Extract the lines that carry the string "data" from the listing.

----------

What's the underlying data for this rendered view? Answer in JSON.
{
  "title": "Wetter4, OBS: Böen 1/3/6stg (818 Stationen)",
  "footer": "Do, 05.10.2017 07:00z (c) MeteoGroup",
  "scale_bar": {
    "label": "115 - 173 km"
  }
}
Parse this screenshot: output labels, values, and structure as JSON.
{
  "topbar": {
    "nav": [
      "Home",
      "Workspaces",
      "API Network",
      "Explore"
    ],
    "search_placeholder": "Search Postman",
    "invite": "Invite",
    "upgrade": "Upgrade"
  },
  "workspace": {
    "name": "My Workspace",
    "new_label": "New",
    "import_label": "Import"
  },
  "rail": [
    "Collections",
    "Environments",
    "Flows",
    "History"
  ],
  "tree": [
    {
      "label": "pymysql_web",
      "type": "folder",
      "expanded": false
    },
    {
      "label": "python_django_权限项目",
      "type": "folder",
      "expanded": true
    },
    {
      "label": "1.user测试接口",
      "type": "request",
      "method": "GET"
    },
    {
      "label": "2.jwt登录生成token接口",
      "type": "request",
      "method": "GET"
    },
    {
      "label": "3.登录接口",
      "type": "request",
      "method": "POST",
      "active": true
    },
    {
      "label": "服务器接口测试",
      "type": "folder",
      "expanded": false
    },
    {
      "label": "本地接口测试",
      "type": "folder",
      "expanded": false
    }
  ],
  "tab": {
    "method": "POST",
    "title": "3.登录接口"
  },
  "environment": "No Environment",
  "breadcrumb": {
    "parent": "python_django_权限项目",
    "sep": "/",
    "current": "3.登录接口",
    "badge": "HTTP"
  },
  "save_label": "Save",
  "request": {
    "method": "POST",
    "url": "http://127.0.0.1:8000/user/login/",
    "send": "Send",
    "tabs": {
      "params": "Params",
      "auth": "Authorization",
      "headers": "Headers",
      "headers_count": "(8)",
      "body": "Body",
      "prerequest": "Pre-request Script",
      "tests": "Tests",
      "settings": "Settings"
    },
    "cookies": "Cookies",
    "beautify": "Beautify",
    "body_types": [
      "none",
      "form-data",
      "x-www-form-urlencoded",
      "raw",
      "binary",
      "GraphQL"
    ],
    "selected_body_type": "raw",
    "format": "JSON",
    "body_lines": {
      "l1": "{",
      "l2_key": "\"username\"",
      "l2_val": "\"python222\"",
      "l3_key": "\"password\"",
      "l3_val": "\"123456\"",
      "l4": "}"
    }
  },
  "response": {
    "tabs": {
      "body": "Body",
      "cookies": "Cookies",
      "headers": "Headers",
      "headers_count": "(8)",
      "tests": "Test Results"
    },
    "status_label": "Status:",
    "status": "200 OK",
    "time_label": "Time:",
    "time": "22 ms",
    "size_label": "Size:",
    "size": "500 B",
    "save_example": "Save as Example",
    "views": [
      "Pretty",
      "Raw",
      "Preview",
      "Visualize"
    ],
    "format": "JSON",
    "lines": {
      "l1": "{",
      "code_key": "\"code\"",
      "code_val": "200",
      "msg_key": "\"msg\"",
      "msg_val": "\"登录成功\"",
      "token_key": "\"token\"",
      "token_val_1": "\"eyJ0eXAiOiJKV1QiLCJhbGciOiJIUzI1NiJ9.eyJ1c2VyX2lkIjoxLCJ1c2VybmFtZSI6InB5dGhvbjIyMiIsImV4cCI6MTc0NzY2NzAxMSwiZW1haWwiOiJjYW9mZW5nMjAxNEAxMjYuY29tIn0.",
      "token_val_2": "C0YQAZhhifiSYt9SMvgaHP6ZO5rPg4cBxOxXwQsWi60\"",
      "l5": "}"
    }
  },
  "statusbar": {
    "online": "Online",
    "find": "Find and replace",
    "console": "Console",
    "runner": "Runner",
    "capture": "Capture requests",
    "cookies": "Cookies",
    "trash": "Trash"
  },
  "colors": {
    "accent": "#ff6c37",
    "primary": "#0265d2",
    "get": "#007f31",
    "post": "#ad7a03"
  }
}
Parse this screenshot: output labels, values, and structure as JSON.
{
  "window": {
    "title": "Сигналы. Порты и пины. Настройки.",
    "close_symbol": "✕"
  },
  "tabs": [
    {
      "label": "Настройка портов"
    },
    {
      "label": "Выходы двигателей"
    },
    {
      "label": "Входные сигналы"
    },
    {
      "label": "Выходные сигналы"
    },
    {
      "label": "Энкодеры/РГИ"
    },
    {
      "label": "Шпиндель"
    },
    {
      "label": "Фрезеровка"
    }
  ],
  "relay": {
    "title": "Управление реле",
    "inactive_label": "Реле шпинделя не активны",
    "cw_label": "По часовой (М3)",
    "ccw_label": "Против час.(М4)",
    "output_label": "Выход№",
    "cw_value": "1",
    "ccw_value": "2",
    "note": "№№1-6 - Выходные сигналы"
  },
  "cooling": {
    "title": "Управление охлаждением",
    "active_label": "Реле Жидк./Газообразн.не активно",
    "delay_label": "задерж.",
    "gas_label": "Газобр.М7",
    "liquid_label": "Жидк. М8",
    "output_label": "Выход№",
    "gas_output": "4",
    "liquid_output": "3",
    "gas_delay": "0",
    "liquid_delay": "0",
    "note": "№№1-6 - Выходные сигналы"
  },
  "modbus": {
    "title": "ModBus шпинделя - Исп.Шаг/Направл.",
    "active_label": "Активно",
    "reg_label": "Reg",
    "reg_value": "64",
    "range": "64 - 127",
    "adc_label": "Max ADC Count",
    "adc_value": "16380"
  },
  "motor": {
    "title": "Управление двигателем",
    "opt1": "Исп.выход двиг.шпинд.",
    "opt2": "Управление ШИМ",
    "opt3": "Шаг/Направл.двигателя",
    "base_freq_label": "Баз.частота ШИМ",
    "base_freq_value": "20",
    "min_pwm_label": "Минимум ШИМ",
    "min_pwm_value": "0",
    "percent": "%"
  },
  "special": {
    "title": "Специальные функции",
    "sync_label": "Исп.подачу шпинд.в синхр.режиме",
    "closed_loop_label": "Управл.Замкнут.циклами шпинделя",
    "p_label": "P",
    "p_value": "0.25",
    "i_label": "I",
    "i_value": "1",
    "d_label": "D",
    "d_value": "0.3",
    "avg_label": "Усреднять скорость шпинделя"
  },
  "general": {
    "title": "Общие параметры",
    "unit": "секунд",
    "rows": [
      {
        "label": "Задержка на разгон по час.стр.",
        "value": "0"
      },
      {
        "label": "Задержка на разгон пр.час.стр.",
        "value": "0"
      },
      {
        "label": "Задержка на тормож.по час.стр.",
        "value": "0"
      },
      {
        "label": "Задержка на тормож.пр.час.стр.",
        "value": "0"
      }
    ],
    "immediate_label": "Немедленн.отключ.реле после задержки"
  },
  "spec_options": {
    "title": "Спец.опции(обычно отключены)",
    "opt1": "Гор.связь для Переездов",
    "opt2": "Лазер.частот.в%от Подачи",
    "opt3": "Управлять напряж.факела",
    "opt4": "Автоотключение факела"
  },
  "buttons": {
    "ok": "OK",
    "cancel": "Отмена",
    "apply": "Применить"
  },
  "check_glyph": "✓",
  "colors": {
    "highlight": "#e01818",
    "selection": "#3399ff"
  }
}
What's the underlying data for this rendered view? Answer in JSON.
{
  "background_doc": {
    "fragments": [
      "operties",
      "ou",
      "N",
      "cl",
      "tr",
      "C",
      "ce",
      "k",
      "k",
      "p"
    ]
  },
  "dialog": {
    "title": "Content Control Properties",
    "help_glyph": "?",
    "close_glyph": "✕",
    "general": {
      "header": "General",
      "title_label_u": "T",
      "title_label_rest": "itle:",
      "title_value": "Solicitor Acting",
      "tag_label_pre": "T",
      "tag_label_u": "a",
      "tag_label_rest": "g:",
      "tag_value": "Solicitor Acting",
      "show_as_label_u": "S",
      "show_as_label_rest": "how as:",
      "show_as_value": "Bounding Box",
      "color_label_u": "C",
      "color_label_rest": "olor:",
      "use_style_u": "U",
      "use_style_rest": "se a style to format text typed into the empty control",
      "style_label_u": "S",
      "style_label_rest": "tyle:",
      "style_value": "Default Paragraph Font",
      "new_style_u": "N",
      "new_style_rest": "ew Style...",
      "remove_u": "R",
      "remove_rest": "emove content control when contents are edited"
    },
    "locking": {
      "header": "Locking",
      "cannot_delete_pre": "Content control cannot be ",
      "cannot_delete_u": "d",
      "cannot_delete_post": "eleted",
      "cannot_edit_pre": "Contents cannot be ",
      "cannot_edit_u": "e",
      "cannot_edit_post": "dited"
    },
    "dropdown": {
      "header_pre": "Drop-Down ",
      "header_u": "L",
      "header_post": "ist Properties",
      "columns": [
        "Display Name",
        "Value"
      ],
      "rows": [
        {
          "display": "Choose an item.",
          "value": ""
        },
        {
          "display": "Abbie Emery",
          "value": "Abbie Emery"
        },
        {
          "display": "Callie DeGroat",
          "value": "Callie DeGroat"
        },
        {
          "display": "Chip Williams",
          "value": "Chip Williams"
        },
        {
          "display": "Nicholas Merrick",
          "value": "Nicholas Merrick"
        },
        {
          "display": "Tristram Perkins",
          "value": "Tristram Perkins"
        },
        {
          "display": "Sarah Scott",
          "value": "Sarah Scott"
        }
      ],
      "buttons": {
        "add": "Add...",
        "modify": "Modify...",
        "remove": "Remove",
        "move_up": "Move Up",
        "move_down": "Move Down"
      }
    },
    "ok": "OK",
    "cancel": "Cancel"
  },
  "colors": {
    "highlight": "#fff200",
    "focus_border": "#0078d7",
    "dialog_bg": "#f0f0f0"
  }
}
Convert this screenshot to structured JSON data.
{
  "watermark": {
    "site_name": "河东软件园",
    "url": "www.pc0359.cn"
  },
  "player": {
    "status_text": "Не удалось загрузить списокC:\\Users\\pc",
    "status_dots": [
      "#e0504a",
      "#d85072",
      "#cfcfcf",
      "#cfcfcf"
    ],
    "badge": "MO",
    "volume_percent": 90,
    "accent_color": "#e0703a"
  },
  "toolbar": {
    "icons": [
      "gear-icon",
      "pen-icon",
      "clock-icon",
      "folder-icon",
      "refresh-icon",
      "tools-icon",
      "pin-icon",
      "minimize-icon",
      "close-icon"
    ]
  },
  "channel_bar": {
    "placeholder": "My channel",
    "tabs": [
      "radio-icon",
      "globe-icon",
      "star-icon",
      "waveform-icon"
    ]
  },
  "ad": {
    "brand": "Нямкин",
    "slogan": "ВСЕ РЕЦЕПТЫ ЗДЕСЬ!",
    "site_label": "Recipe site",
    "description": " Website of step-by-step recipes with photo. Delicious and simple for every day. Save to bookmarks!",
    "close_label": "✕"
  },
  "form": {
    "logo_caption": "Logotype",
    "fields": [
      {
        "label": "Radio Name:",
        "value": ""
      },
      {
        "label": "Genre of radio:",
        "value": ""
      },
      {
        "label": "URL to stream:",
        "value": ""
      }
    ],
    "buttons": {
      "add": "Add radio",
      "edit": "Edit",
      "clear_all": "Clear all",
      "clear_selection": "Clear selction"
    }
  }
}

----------

RESPONSE TO THE EXERCISE:
What's the underlying data for this rendered view? Answer in JSON.
      "form-data",
What's the underlying data for this rendered view? Answer in JSON.
Convert this screenshot to structured JSON data.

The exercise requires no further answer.